Recorded data:
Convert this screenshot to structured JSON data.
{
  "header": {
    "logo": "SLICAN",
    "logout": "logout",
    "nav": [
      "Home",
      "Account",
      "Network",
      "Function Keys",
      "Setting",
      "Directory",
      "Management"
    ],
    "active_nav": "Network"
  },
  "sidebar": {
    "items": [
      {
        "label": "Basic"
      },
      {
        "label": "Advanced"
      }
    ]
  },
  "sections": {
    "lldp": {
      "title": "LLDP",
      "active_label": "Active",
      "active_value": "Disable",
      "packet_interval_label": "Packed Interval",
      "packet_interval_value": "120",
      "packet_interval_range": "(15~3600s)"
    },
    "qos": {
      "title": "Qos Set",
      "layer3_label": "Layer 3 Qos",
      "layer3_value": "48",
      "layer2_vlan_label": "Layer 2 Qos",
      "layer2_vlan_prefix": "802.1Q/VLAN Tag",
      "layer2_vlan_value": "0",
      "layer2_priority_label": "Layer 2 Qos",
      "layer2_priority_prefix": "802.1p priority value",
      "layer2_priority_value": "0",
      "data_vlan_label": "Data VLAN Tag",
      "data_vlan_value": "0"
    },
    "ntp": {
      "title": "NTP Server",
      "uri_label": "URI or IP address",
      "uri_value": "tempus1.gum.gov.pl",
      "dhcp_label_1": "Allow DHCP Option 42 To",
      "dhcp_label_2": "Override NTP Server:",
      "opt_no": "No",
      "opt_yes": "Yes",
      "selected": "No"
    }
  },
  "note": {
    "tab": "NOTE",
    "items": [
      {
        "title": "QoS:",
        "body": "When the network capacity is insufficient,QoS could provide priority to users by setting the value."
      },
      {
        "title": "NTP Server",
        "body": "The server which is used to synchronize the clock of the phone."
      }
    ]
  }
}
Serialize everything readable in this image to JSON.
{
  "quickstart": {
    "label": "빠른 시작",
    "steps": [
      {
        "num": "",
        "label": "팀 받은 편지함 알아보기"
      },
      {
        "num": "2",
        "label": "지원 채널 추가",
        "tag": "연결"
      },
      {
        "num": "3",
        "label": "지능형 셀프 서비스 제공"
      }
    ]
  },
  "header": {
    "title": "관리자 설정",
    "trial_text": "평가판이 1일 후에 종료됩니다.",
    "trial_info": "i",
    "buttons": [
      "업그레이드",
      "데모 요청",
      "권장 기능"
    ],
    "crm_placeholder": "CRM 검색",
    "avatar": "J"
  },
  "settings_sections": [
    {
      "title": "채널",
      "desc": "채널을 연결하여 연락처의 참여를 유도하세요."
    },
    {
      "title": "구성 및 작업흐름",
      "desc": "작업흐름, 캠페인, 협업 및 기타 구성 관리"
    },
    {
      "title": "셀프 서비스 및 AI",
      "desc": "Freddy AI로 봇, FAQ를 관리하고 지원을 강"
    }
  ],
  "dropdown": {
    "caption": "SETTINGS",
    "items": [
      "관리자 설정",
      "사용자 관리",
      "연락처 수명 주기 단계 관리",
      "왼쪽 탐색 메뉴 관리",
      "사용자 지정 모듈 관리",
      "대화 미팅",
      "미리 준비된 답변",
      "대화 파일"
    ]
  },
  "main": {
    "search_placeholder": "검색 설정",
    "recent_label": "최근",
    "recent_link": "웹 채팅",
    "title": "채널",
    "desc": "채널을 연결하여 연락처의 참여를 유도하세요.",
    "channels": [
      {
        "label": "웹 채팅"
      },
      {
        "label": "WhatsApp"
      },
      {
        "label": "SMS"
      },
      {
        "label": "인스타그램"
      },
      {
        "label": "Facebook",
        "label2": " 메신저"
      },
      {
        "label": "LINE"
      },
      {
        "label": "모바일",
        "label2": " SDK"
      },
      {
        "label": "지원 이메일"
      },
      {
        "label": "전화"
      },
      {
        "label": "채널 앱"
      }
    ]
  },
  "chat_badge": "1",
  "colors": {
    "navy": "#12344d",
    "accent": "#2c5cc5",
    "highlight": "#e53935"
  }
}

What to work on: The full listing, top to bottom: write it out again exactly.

Response area:
Convert this screenshot to structured JSON data.
{
  "header": {
    "logo": "SLICAN",
    "logout": "logout",
    "nav": [
      "Home",
      "Account",
      "Network",
      "Function Keys",
      "Setting",
      "Directory",
      "Management"
    ],
    "active_nav": "Network"
  },
  "sidebar": {
    "items": [
      {
        "label": "Basic"
      },
      {
        "label": "Advanced"
      }
    ]
  },
  "sections": {
    "lldp": {
      "title": "LLDP",
      "active_label": "Active",
      "active_value": "Disable",
      "packet_interval_label": "Packed Interval",
      "packet_interval_value": "120",
      "packet_interval_range": "(15~3600s)"
    },
    "qos": {
      "title": "Qos Set",
      "layer3_label": "Layer 3 Qos",
      "layer3_value": "48",
      "layer2_vlan_label": "Layer 2 Qos",
      "layer2_vlan_prefix": "802.1Q/VLAN Tag",
      "layer2_vlan_value": "0",
      "layer2_priority_label": "Layer 2 Qos",
      "layer2_priority_prefix": "802.1p priority value",
      "layer2_priority_value": "0",
      "data_vlan_label": "Data VLAN Tag",
      "data_vlan_value": "0"
    },
    "ntp": {
      "title": "NTP Server",
      "uri_label": "URI or IP address",
      "uri_value": "tempus1.gum.gov.pl",
      "dhcp_label_1": "Allow DHCP Option 42 To",
      "dhcp_label_2": "Override NTP Server:",
      "opt_no": "No",
      "opt_yes": "Yes",
      "selected": "No"
    }
  },
  "note": {
    "tab": "NOTE",
    "items": [
      {
        "title": "QoS:",
        "body": "When the network capacity is insufficient,QoS could provide priority to users by setting the value."
      },
      {
        "title": "NTP Server",
        "body": "The server which is used to synchronize the clock of the phone."
      }
    ]
  }
}
Serialize everything readable in this image to JSON.
{
  "quickstart": {
    "label": "빠른 시작",
    "steps": [
      {
        "num": "",
        "label": "팀 받은 편지함 알아보기"
      },
      {
        "num": "2",
        "label": "지원 채널 추가",
        "tag": "연결"
      },
      {
        "num": "3",
        "label": "지능형 셀프 서비스 제공"
      }
    ]
  },
  "header": {
    "title": "관리자 설정",
    "trial_text": "평가판이 1일 후에 종료됩니다.",
    "trial_info": "i",
    "buttons": [
      "업그레이드",
      "데모 요청",
      "권장 기능"
    ],
    "crm_placeholder": "CRM 검색",
    "avatar": "J"
  },
  "settings_sections": [
    {
      "title": "채널",
      "desc": "채널을 연결하여 연락처의 참여를 유도하세요."
    },
    {
      "title": "구성 및 작업흐름",
      "desc": "작업흐름, 캠페인, 협업 및 기타 구성 관리"
    },
    {
      "title": "셀프 서비스 및 AI",
      "desc": "Freddy AI로 봇, FAQ를 관리하고 지원을 강"
    }
  ],
  "dropdown": {
    "caption": "SETTINGS",
    "items": [
      "관리자 설정",
      "사용자 관리",
      "연락처 수명 주기 단계 관리",
      "왼쪽 탐색 메뉴 관리",
      "사용자 지정 모듈 관리",
      "대화 미팅",
      "미리 준비된 답변",
      "대화 파일"
    ]
  },
  "main": {
    "search_placeholder": "검색 설정",
    "recent_label": "최근",
    "recent_link": "웹 채팅",
    "title": "채널",
    "desc": "채널을 연결하여 연락처의 참여를 유도하세요.",
    "channels": [
      {
        "label": "웹 채팅"
      },
      {
        "label": "WhatsApp"
      },
      {
        "label": "SMS"
      },
      {
        "label": "인스타그램"
      },
      {
        "label": "Facebook",
        "label2": " 메신저"
      },
      {
        "label": "LINE"
      },
      {
        "label": "모바일",
        "label2": " SDK"
      },
      {
        "label": "지원 이메일"
      },
      {
        "label": "전화"
      },
      {
        "label": "채널 앱"
      }
    ]
  },
  "chat_badge": "1",
  "colors": {
    "navy": "#12344d",
    "accent": "#2c5cc5",
    "highlight": "#e53935"
  }
}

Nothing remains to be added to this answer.